A study published in the journal Nature Genetics has challenged the common theory that improper use of antibiotics is the major factor in the bacterium’s growing strength. After sequencing the TB genome from 1,000 infected Russian patients, researchers found that certain natural processes with the bacterium also result in specific strains resisting drug treatments and spreading more quickly.
Scientists who conducted the study found that many TB strains are morphing through what are called “compensatory mutations.” When a strain comes into contact with antibiotics, it works to develop a resistance—a process that leaves the bacterium weakened. The TB then goes through an additional “compensatory mutation” of its own, which allows the now-drug-resistant strain to “compensate” and return to its previous virulence.
Nature magazine reported on the study: “Nearly half of the TB isolates [samples] were multi-drug resistant, which means that they were impervious to the two common first-line antibiotics that cure most TB infections, while 16% of these isolates also harboured mutations that made them impervious to ‘second-line’ drugs. These infections are more expensive to treat, and patients who receive ineffective drugs are more likely to spread TB.”
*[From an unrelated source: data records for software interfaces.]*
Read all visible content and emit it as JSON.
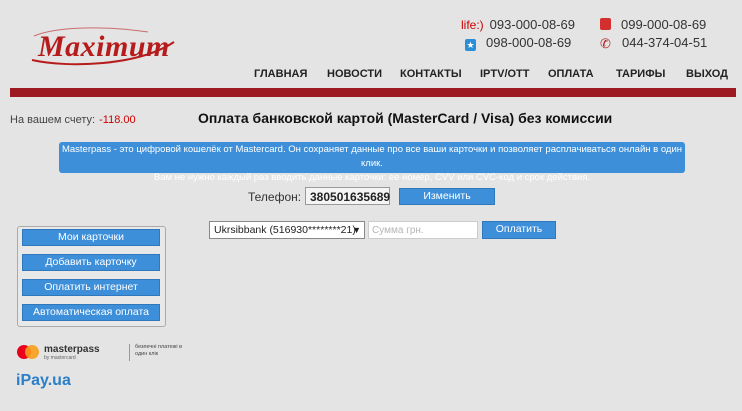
{
  "logo": {
    "text": "Maximum"
  },
  "contacts": {
    "life_label": "life:)",
    "life_phone": "093-000-08-69",
    "vodafone_phone": "099-000-08-69",
    "kyivstar_phone": "098-000-08-69",
    "landline_phone": "044-374-04-51"
  },
  "nav": {
    "items": [
      "ГЛАВНАЯ",
      "НОВОСТИ",
      "КОНТАКТЫ",
      "IPTV/OTT",
      "ОПЛАТА",
      "ТАРИФЫ",
      "ВЫХОД"
    ]
  },
  "account": {
    "label": "На вашем счету:",
    "amount": "-118.00"
  },
  "page": {
    "title": "Оплата банковской картой (MasterCard / Visa) без комиссии"
  },
  "info": {
    "line1": "Masterpass - это цифровой кошелёк от Mastercard. Он сохраняет данные про все ваши карточки и позволяет расплачиваться онлайн в один клик.",
    "line2": "Вам не нужно каждый раз вводить данные карточки: ее номер, CVV или CVC-код и срок действия."
  },
  "phone": {
    "label": "Телефон:",
    "value": "380501635689",
    "change_button": "Изменить"
  },
  "payment": {
    "card_selected": "Ukrsibbank (516930********21)",
    "amount_placeholder": "Сумма грн.",
    "pay_button": "Оплатить"
  },
  "side_menu": {
    "items": [
      "Мои карточки",
      "Добавить карточку",
      "Оплатить интернет",
      "Автоматическая оплата"
    ]
  },
  "footer": {
    "masterpass_name": "masterpass",
    "masterpass_sub": "by mastercard",
    "masterpass_tagline": "безпечні платежі в один клік",
    "ipay": "iPay",
    "ipay_suffix": ".ua"
  },
  "colors": {
    "brand_red": "#9e1a22",
    "button_blue": "#3d8fd9",
    "amount_red": "#cc0000"
  }
}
The World Health Organization found that about 450,000 people developed multi-drug resistant TB in 2012, with the majority of those cases in India, China and Russia.